*WHAT YOU NEED TO DO:* Below are the records; copy every line in them that holds the string "ProducerConfig".

*Extracted data entries:*

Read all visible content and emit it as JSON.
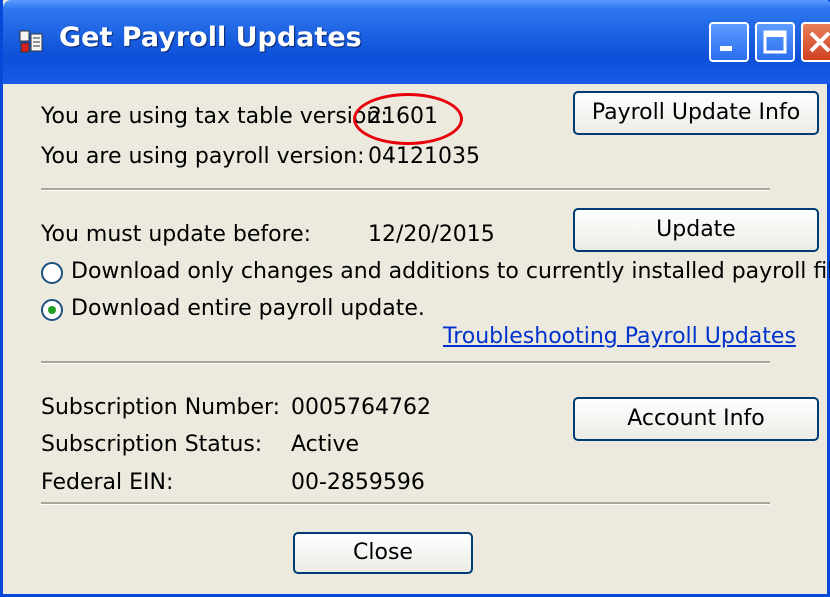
{
  "window": {
    "title": "Get Payroll Updates"
  },
  "tax_table": {
    "label": "You are using tax table version:",
    "value": "21601"
  },
  "payroll_version": {
    "label": "You are using payroll version:",
    "value": "04121035"
  },
  "buttons": {
    "payroll_update_info": "Payroll Update Info",
    "update": "Update",
    "account_info": "Account Info",
    "close": "Close"
  },
  "deadline": {
    "label": "You must update before:",
    "value": "12/20/2015"
  },
  "options": [
    {
      "label": "Download only changes and additions to currently installed payroll files.",
      "selected": false
    },
    {
      "label": "Download entire payroll update.",
      "selected": true
    }
  ],
  "troubleshooting_link": "Troubleshooting Payroll Updates",
  "subscription": {
    "number_label": "Subscription Number:",
    "number_value": "0005764762",
    "status_label": "Subscription Status:",
    "status_value": "Active",
    "ein_label": "Federal EIN:",
    "ein_value": "00-2859596"
  },
  "colors": {
    "titlebar": "#0c4fd8",
    "dialog_bg": "#eceade",
    "highlight": "#e8000b",
    "link": "#0033cc"
  },
  "icons": [
    "payroll-app-icon",
    "minimize-icon",
    "maximize-icon",
    "close-icon"
  ]
}
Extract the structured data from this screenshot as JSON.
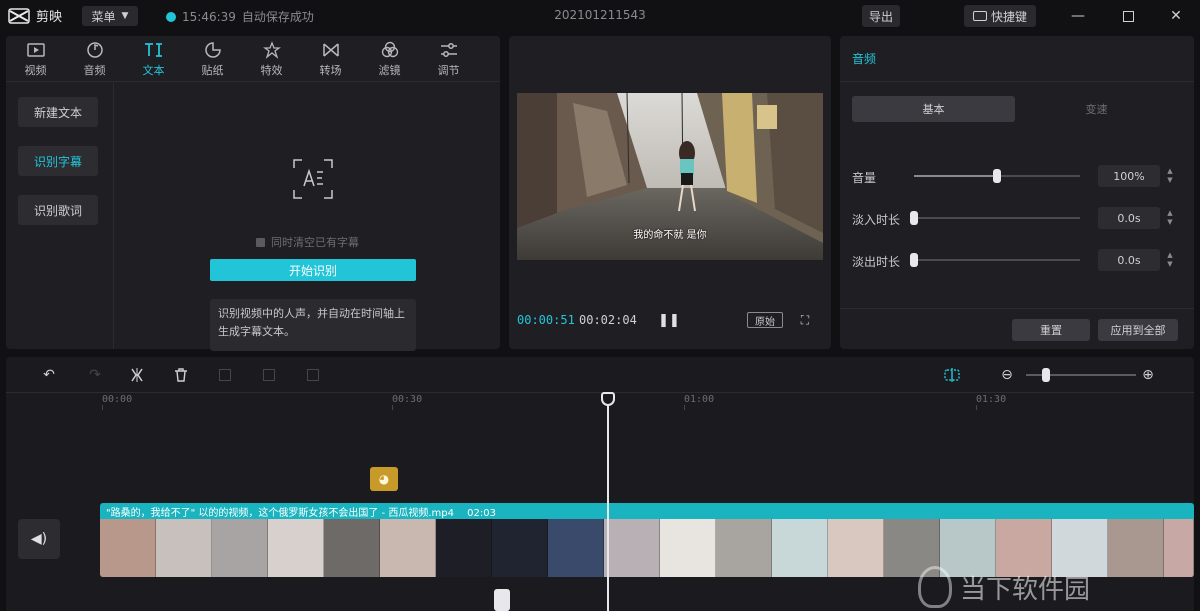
{
  "titlebar": {
    "app_name": "剪映",
    "menu_label": "菜单",
    "save_time": "15:46:39",
    "save_status": "自动保存成功",
    "project_title": "202101211543",
    "export_label": "导出",
    "shortcut_label": "快捷键"
  },
  "tabs": [
    {
      "label": "视频",
      "icon": "video-icon"
    },
    {
      "label": "音频",
      "icon": "audio-icon"
    },
    {
      "label": "文本",
      "icon": "text-icon",
      "active": true
    },
    {
      "label": "贴纸",
      "icon": "sticker-icon"
    },
    {
      "label": "特效",
      "icon": "effects-icon"
    },
    {
      "label": "转场",
      "icon": "transition-icon"
    },
    {
      "label": "滤镜",
      "icon": "filter-icon"
    },
    {
      "label": "调节",
      "icon": "adjust-icon"
    }
  ],
  "sidebar": {
    "items": [
      {
        "label": "新建文本"
      },
      {
        "label": "识别字幕",
        "active": true
      },
      {
        "label": "识别歌词"
      }
    ]
  },
  "recognize": {
    "checkbox_label": "同时清空已有字幕",
    "start_label": "开始识别",
    "tip_line1": "识别视频中的人声，并自动在时间轴上",
    "tip_line2": "生成字幕文本。"
  },
  "preview": {
    "subtitle": "我的命不就 是你",
    "current_time": "00:00:51",
    "total_time": "00:02:04",
    "ratio_label": "原始"
  },
  "props": {
    "title": "音频",
    "seg_basic": "基本",
    "seg_speed": "变速",
    "volume_label": "音量",
    "volume_value": "100%",
    "volume_level": 0.5,
    "fadein_label": "淡入时长",
    "fadein_value": "0.0s",
    "fadeout_label": "淡出时长",
    "fadeout_value": "0.0s",
    "reset_label": "重置",
    "apply_label": "应用到全部"
  },
  "timeline": {
    "ruler": [
      "00:00",
      "00:30",
      "01:00",
      "01:30"
    ],
    "clip_title": "\"路桑的，我给不了\" 以的的视频，这个俄罗斯女孩不会出国了 - 西瓜视频.mp4",
    "clip_duration": "02:03"
  },
  "watermark": "当下软件园",
  "colors": {
    "accent": "#22c5d8",
    "clip": "#19b4bf",
    "sticker": "#c89a2a",
    "panel": "#1f1f23"
  }
}
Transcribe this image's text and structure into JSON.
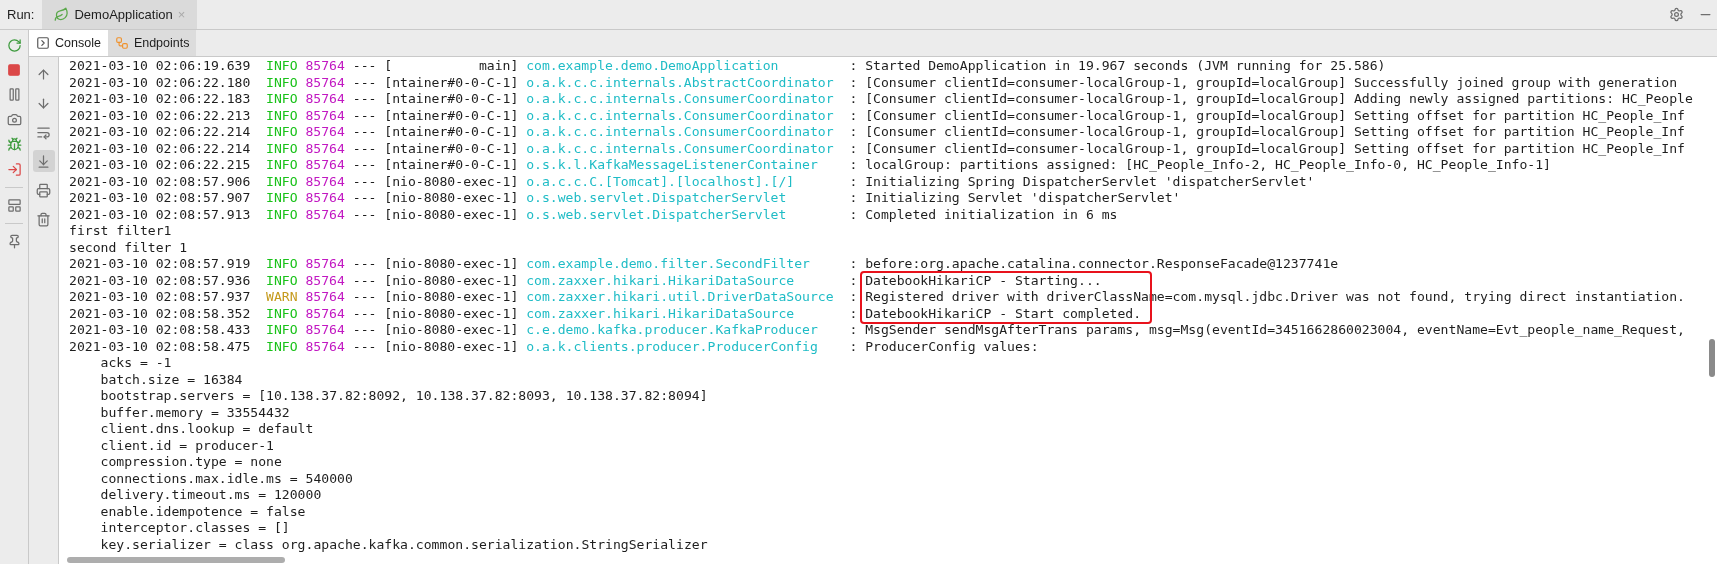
{
  "run_bar": {
    "label": "Run:",
    "tabs": [
      {
        "label": "DemoApplication",
        "selected": true,
        "close": "×"
      }
    ]
  },
  "tool_tabs": [
    {
      "kind": "console",
      "label": "Console",
      "selected": true
    },
    {
      "kind": "endpoints",
      "label": "Endpoints",
      "selected": false
    }
  ],
  "console_toolbar": [
    {
      "kind": "up",
      "selected": false
    },
    {
      "kind": "down",
      "selected": false
    },
    {
      "kind": "wrap",
      "selected": false
    },
    {
      "kind": "scroll_end",
      "selected": true
    },
    {
      "kind": "print",
      "selected": false
    },
    {
      "kind": "clear",
      "selected": false
    }
  ],
  "lines": [
    {
      "kind": "log",
      "time": "2021-03-10 02:06:19.639",
      "level": "INFO",
      "color": "#19c219",
      "pid": "85764",
      "sep": "---",
      "thread": "[           main]",
      "logger": "com.example.demo.DemoApplication",
      "message": ": Started DemoApplication in 19.967 seconds (JVM running for 25.586)"
    },
    {
      "kind": "log",
      "time": "2021-03-10 02:06:22.180",
      "level": "INFO",
      "color": "#19c219",
      "pid": "85764",
      "sep": "---",
      "thread": "[ntainer#0-0-C-1]",
      "logger": "o.a.k.c.c.internals.AbstractCoordinator",
      "message": ": [Consumer clientId=consumer-localGroup-1, groupId=localGroup] Successfully joined group with generation"
    },
    {
      "kind": "log",
      "time": "2021-03-10 02:06:22.183",
      "level": "INFO",
      "color": "#19c219",
      "pid": "85764",
      "sep": "---",
      "thread": "[ntainer#0-0-C-1]",
      "logger": "o.a.k.c.c.internals.ConsumerCoordinator",
      "message": ": [Consumer clientId=consumer-localGroup-1, groupId=localGroup] Adding newly assigned partitions: HC_People"
    },
    {
      "kind": "log",
      "time": "2021-03-10 02:06:22.213",
      "level": "INFO",
      "color": "#19c219",
      "pid": "85764",
      "sep": "---",
      "thread": "[ntainer#0-0-C-1]",
      "logger": "o.a.k.c.c.internals.ConsumerCoordinator",
      "message": ": [Consumer clientId=consumer-localGroup-1, groupId=localGroup] Setting offset for partition HC_People_Inf"
    },
    {
      "kind": "log",
      "time": "2021-03-10 02:06:22.214",
      "level": "INFO",
      "color": "#19c219",
      "pid": "85764",
      "sep": "---",
      "thread": "[ntainer#0-0-C-1]",
      "logger": "o.a.k.c.c.internals.ConsumerCoordinator",
      "message": ": [Consumer clientId=consumer-localGroup-1, groupId=localGroup] Setting offset for partition HC_People_Inf"
    },
    {
      "kind": "log",
      "time": "2021-03-10 02:06:22.214",
      "level": "INFO",
      "color": "#19c219",
      "pid": "85764",
      "sep": "---",
      "thread": "[ntainer#0-0-C-1]",
      "logger": "o.a.k.c.c.internals.ConsumerCoordinator",
      "message": ": [Consumer clientId=consumer-localGroup-1, groupId=localGroup] Setting offset for partition HC_People_Inf"
    },
    {
      "kind": "log",
      "time": "2021-03-10 02:06:22.215",
      "level": "INFO",
      "color": "#19c219",
      "pid": "85764",
      "sep": "---",
      "thread": "[ntainer#0-0-C-1]",
      "logger": "o.s.k.l.KafkaMessageListenerContainer",
      "message": ": localGroup: partitions assigned: [HC_People_Info-2, HC_People_Info-0, HC_People_Info-1]"
    },
    {
      "kind": "log",
      "time": "2021-03-10 02:08:57.906",
      "level": "INFO",
      "color": "#19c219",
      "pid": "85764",
      "sep": "---",
      "thread": "[nio-8080-exec-1]",
      "logger": "o.a.c.c.C.[Tomcat].[localhost].[/]",
      "message": ": Initializing Spring DispatcherServlet 'dispatcherServlet'"
    },
    {
      "kind": "log",
      "time": "2021-03-10 02:08:57.907",
      "level": "INFO",
      "color": "#19c219",
      "pid": "85764",
      "sep": "---",
      "thread": "[nio-8080-exec-1]",
      "logger": "o.s.web.servlet.DispatcherServlet",
      "message": ": Initializing Servlet 'dispatcherServlet'"
    },
    {
      "kind": "log",
      "time": "2021-03-10 02:08:57.913",
      "level": "INFO",
      "color": "#19c219",
      "pid": "85764",
      "sep": "---",
      "thread": "[nio-8080-exec-1]",
      "logger": "o.s.web.servlet.DispatcherServlet",
      "message": ": Completed initialization in 6 ms"
    },
    {
      "kind": "plain",
      "text": "first filter1"
    },
    {
      "kind": "plain",
      "text": "second filter 1"
    },
    {
      "kind": "log",
      "time": "2021-03-10 02:08:57.919",
      "level": "INFO",
      "color": "#19c219",
      "pid": "85764",
      "sep": "---",
      "thread": "[nio-8080-exec-1]",
      "logger": "com.example.demo.filter.SecondFilter",
      "message": ": before:org.apache.catalina.connector.ResponseFacade@1237741e"
    },
    {
      "kind": "boxed",
      "lines": [
        {
          "kind": "log",
          "time": "2021-03-10 02:08:57.936",
          "level": "INFO",
          "color": "#19c219",
          "pid": "85764",
          "sep": "---",
          "thread": "[nio-8080-exec-1]",
          "logger": "com.zaxxer.hikari.HikariDataSource",
          "message": ": DatebookHikariCP - Starting..."
        },
        {
          "kind": "log",
          "time": "2021-03-10 02:08:57.937",
          "level": "WARN",
          "color": "#c59a1c",
          "pid": "85764",
          "sep": "---",
          "thread": "[nio-8080-exec-1]",
          "logger": "com.zaxxer.hikari.util.DriverDataSource",
          "message": ": Registered driver with driverClassName=com.mysql.jdbc.Driver was not found, trying direct instantiation."
        },
        {
          "kind": "log",
          "time": "2021-03-10 02:08:58.352",
          "level": "INFO",
          "color": "#19c219",
          "pid": "85764",
          "sep": "---",
          "thread": "[nio-8080-exec-1]",
          "logger": "com.zaxxer.hikari.HikariDataSource",
          "message": ": DatebookHikariCP - Start completed."
        }
      ]
    },
    {
      "kind": "log",
      "time": "2021-03-10 02:08:58.433",
      "level": "INFO",
      "color": "#19c219",
      "pid": "85764",
      "sep": "---",
      "thread": "[nio-8080-exec-1]",
      "logger": "c.e.demo.kafka.producer.KafkaProducer",
      "message": ": MsgSender sendMsgAfterTrans params, msg=Msg(eventId=3451662860023004, eventName=Evt_people_name_Request,"
    },
    {
      "kind": "log",
      "time": "2021-03-10 02:08:58.475",
      "level": "INFO",
      "color": "#19c219",
      "pid": "85764",
      "sep": "---",
      "thread": "[nio-8080-exec-1]",
      "logger": "o.a.k.clients.producer.ProducerConfig",
      "message": ": ProducerConfig values:"
    },
    {
      "kind": "config",
      "text": "acks = -1"
    },
    {
      "kind": "config",
      "text": "batch.size = 16384"
    },
    {
      "kind": "config",
      "text": "bootstrap.servers = [10.138.37.82:8092, 10.138.37.82:8093, 10.138.37.82:8094]"
    },
    {
      "kind": "config",
      "text": "buffer.memory = 33554432"
    },
    {
      "kind": "config",
      "text": "client.dns.lookup = default"
    },
    {
      "kind": "config",
      "text": "client.id = producer-1"
    },
    {
      "kind": "config",
      "text": "compression.type = none"
    },
    {
      "kind": "config",
      "text": "connections.max.idle.ms = 540000"
    },
    {
      "kind": "config",
      "text": "delivery.timeout.ms = 120000"
    },
    {
      "kind": "config",
      "text": "enable.idempotence = false"
    },
    {
      "kind": "config",
      "text": "interceptor.classes = []"
    },
    {
      "kind": "config",
      "text": "key.serializer = class org.apache.kafka.common.serialization.StringSerializer"
    }
  ]
}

*TASK RESPONSE:*
      "logger": "o.a.k.clients.producer.ProducerConfig",
      "message": ": ProducerConfig values:"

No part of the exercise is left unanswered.